The Daily Dot has reached out to @allyrooker and Old Navy via email regarding the video.
Several viewers commented that they had noticed a similar decline in quality from other clothing retailers.
“Omg yes. It’s horrible,” one commenter wrote. “I have some cotton gap clothes of my mom’s from the 2000s, and it’s still good quality. But the new stuff frays and fades.”
“Yes!!!! And the crazy thing is I would happily pay more for better quality and repurchase if the style still existed years later,” another user said.
“American eagle! i just bought cargo pants and on the tag it said it’s some special dye and to wash ‘sparingly’?” one viewer echoed. “So you were too lazy to set the dye.”
Others noted that the decline in quality is not limited to clothes and that other fabric goods like sheets and towels just do not have the same longevity that they used to.
“Everything is worse now!” one commenter wrote. “My grandma has cotton bed sheets from her wedding and mine need to be thrown away every other year.”
“Yes, I’ve noticed this with bedsheets too,” another commented. “I used to be able to get cheap decent sheets that were bamboo or cotton for like $20.”
“Everything. Clothes, cars, electronics and appliances,” one viewer added. “My mom bought a $3000 fridge and it broke within a month. Had to fight to get it replaced.”
Update 1:49pm CT, Oct. 31: In a follow-up, Rooker says that “the greed of capitalism is ruining everything.” She says “everything we buy,” and “every experience we pay for” is “sh*tty” and “awful.”
And she’s not the only consumer who feels that way.
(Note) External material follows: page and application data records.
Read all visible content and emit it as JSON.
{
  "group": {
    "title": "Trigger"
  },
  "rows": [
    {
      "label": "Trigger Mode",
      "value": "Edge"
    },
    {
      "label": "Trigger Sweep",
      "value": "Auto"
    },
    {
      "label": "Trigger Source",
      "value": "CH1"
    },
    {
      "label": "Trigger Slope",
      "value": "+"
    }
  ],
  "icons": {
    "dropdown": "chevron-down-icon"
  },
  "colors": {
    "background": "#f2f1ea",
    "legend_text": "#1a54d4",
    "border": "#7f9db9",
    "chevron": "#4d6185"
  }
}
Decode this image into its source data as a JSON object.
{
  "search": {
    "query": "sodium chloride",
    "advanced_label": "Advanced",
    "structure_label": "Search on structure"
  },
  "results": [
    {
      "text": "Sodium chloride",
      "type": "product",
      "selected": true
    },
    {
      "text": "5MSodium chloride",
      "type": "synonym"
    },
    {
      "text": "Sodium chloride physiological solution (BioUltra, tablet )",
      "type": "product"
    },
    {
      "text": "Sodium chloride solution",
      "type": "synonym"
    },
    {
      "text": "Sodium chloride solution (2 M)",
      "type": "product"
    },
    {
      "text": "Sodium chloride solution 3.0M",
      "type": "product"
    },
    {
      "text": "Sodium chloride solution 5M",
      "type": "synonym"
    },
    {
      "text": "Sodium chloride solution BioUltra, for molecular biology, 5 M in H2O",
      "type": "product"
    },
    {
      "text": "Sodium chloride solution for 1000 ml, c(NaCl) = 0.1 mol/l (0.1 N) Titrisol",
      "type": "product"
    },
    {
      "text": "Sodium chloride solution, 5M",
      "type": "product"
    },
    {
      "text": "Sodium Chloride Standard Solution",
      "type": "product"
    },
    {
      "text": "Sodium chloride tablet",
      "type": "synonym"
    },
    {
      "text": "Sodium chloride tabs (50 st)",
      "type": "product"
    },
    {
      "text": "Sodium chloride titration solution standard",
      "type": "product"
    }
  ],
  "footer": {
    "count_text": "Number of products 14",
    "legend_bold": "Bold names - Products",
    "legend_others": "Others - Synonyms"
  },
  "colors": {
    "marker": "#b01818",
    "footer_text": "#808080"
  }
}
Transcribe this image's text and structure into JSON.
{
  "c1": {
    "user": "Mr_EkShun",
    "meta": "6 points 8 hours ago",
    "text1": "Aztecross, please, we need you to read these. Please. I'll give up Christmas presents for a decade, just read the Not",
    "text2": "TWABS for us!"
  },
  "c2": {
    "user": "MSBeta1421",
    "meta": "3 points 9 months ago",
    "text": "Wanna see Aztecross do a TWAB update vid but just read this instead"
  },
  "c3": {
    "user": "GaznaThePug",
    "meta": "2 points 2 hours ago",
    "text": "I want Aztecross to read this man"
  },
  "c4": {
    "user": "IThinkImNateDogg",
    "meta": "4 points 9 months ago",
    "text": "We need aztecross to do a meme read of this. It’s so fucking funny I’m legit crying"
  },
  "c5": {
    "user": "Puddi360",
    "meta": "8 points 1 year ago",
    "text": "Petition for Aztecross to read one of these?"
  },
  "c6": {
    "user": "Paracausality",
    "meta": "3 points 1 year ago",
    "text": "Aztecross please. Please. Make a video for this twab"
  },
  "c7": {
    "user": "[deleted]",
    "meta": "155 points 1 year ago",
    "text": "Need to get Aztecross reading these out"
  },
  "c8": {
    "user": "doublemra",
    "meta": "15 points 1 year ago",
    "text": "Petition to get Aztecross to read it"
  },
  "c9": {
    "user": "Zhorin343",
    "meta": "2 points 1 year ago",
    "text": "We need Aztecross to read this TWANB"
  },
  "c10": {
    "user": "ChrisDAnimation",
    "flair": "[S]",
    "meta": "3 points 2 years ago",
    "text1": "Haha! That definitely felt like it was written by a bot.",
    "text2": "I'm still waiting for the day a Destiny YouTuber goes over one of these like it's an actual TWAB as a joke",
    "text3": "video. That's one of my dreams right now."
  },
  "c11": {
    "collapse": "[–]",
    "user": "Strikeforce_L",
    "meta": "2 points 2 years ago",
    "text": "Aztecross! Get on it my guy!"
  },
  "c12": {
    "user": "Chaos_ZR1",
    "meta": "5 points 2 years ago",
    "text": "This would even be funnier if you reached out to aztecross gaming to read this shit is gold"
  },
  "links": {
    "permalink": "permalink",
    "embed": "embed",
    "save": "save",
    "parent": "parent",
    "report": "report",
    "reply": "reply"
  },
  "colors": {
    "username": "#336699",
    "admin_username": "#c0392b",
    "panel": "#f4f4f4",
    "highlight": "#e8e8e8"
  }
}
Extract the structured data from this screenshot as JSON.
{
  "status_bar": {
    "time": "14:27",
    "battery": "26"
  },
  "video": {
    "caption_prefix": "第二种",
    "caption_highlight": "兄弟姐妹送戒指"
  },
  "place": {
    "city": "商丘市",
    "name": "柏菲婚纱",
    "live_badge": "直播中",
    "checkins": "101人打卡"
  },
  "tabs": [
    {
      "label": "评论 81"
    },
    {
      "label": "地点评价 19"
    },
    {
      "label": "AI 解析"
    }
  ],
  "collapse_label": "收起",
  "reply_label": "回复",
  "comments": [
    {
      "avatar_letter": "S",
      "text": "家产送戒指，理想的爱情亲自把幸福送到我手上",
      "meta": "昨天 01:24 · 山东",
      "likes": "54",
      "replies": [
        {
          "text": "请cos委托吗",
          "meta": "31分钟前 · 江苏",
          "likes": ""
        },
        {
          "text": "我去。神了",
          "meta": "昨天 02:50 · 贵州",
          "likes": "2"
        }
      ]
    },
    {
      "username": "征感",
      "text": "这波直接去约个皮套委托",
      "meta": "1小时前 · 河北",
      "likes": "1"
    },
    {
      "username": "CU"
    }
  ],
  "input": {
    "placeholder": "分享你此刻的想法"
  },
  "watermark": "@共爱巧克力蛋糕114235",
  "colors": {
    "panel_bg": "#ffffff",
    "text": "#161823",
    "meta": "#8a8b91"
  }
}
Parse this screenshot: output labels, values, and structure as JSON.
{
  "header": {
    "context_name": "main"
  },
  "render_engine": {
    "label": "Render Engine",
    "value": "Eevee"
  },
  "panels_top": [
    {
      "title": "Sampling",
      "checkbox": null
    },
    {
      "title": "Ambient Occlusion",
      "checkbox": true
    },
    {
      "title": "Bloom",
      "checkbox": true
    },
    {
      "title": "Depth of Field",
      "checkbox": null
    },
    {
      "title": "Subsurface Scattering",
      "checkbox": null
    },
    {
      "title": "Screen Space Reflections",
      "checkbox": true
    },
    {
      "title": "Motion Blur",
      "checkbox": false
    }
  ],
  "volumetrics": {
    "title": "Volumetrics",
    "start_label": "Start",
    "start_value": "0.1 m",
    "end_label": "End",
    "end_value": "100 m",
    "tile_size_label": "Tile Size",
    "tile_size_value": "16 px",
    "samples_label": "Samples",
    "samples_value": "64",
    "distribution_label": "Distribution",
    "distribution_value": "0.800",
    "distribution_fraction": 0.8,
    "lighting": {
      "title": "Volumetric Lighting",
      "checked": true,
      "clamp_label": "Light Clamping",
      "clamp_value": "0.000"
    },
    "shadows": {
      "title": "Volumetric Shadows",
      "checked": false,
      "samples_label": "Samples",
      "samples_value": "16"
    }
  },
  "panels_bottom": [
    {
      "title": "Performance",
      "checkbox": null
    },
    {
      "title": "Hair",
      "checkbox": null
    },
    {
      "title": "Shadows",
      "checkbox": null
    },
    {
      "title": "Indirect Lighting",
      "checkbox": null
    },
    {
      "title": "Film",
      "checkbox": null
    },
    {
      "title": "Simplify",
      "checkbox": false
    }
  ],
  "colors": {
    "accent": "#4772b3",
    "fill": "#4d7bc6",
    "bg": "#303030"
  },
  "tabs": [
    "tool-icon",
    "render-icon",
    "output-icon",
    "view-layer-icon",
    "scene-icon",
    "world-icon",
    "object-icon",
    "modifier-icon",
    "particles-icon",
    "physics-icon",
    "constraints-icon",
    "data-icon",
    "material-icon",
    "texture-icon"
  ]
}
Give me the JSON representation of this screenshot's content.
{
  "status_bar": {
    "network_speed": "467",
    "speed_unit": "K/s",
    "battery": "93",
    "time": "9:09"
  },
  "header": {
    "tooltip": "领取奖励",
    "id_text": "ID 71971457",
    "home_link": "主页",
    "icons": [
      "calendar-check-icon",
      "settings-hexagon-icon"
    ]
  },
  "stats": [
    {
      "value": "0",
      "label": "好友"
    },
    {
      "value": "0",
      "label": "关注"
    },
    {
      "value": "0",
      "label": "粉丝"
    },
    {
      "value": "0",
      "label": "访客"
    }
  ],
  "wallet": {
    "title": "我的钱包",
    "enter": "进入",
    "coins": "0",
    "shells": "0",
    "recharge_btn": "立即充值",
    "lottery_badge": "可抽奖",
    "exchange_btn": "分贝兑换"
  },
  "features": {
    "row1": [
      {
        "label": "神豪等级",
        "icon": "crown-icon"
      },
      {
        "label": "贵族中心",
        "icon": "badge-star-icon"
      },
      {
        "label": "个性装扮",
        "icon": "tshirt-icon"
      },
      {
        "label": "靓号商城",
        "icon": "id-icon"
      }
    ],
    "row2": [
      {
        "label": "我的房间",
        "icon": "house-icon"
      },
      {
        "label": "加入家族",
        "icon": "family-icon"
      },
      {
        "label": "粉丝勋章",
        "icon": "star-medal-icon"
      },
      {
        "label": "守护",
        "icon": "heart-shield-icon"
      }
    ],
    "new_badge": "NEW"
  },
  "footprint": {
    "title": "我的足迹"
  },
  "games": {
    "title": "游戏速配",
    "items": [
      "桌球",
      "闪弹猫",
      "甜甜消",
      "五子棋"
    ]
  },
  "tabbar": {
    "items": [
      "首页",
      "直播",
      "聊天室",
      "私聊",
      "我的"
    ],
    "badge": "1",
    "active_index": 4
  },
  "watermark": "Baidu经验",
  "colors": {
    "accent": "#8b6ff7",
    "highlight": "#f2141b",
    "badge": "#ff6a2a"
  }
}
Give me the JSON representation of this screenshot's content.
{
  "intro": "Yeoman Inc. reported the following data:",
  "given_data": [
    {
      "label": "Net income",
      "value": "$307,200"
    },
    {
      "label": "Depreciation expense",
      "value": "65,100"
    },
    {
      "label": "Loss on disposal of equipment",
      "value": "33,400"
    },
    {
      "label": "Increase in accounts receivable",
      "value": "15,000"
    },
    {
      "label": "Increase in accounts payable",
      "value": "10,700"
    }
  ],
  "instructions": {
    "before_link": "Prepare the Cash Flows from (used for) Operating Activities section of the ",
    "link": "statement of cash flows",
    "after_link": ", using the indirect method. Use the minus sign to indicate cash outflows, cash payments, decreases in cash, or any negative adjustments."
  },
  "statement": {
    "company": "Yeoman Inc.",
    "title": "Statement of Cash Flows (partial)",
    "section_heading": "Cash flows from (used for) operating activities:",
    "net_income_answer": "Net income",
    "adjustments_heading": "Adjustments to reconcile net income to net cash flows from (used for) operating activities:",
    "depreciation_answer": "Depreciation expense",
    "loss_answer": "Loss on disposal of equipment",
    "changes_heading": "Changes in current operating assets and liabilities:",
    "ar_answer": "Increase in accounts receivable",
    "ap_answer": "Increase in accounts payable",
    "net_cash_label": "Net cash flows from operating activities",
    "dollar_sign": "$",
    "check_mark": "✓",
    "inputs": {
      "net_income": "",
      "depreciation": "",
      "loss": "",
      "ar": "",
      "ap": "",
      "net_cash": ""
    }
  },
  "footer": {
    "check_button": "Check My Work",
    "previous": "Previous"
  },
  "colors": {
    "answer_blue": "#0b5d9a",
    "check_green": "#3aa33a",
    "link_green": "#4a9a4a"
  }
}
In another video, @jpall20 similarly complains about the quality of everything in the U.S. “Obviously the quality of life—that goes without saying,” she says. “But also the quality of all goods and services and activities.” She specifically points to how shrinkflation has impacted the quality of items in the grocery store.
“There is truly nothing that is an enjoyable experience anymore. Leaving the house is a dystopian nightmare,” she says.
Given how viral these two videos went, and what viewers are saying in the comments section, it’s safe to say many agree with with Rooker and @jpall20.